Item # 667939 THE GENTLEMAN'S MAGAZINE, London, November, 1781 Near the back is a section headed: "American News" which has a "Copy of a Letter from Brig. Gen. Arnold to his Excellency the Commander in Chief, dated Sound off Plumb Island, Sept. 8, 1781" which takes over an entire page & is signed by him in type: B. Arnold. This is his detailed report on the taking of New London, Connecticut, known as the Battle of Groton Heights.
Also included is a letter from George Washington to Congress which prefaces another letter from Gen. Gist concerning the safe arrival in the Chesapeake of Adm. De Grasse & his 28 French ships. It was this bit of very important news that would eventually seal the fate of Cornwallis at Yorktown, who desperately wanted the assistance of Clinton's navy in New York, but which would come too late.
This is made evident but yet another report which has a letter from Clinton to Germaine which includes: "...received a letter from the Admiral...to inform me of the enemy's being absolute masters of the navigation of the Chesapeak. I thought it right to call a council of the general officers on the subject of sending the supplies already mentioned...concurred with me in opinion that it was most advisable to wait until more favourable accounts from Rear Adm. Graves or the arrival of Adm. Digby rendering the sailing of the reinforcement less hazardous. In the mean time the exertions of both fleet & army shall be made to form a junction with the squadron & army in Virginia...".
Another page has content which includes: "...he had that day embarked all the troops on board the men of war from the transports...& that the whole fleet...were then under sail for the Chesapeak...". Such assistance would come too late for Cornwallis who would surrender to Washington in mid-October at Yorktown.
The report continues & notes: "...appears that on the 26th of Sept.

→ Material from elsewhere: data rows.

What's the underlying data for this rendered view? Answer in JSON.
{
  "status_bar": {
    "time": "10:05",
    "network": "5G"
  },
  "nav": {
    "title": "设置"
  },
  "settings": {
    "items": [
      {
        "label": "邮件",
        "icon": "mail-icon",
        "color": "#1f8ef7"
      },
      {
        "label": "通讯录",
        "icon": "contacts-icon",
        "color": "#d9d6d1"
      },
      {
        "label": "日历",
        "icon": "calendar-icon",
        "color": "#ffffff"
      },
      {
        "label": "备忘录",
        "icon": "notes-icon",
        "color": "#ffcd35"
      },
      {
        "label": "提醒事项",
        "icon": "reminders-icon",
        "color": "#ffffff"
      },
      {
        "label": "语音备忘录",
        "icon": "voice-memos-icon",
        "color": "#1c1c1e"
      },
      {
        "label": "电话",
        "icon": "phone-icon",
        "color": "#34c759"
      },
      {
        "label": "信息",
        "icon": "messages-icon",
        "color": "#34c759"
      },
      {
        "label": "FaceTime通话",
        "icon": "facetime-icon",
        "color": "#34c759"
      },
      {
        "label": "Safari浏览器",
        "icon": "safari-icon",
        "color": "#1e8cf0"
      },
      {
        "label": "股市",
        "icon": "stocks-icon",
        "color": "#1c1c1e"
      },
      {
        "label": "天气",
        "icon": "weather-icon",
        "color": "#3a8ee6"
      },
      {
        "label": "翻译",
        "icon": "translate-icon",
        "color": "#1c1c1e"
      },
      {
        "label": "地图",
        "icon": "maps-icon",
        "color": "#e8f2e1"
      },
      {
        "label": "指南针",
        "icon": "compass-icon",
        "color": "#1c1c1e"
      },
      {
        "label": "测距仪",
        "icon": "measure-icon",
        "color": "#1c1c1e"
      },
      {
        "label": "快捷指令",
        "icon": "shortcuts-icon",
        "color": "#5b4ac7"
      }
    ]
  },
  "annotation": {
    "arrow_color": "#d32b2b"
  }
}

Gen. Washington began to play his heavy artillery on York Town & before night had gained some trifling advantages." Then further on the report becomes considerably more historic with: "...the fleet & army which sailed from the Hook on the 19th arrived off Cape Charles...when they had the mortification to hear that lord Cornwallis had proposed terms of capitulation to the enemy on the 18th..." and then also: "...we cannot entertain the least doubt of his lordship's having capitulated & that we are unfortunately too late to relieve him...the admiral has determined upon returning with his fleet to Sandy Hook...the terms of capitulation have not yet officially been received."
Truly a wealth of terrific content in this issue.
The full page plate called for is present.
Complete in 48 pages, 5 1/4 by 8 1/4 inches, full title/contents page featuring an engraving of St. John's Gate, great condition.
A nice Revolutionary War era magazine from England presenting the war reports with a British bias. This was the first periodical to use the word "magazine" in its title, having begun in 1731 and lasting until 1907.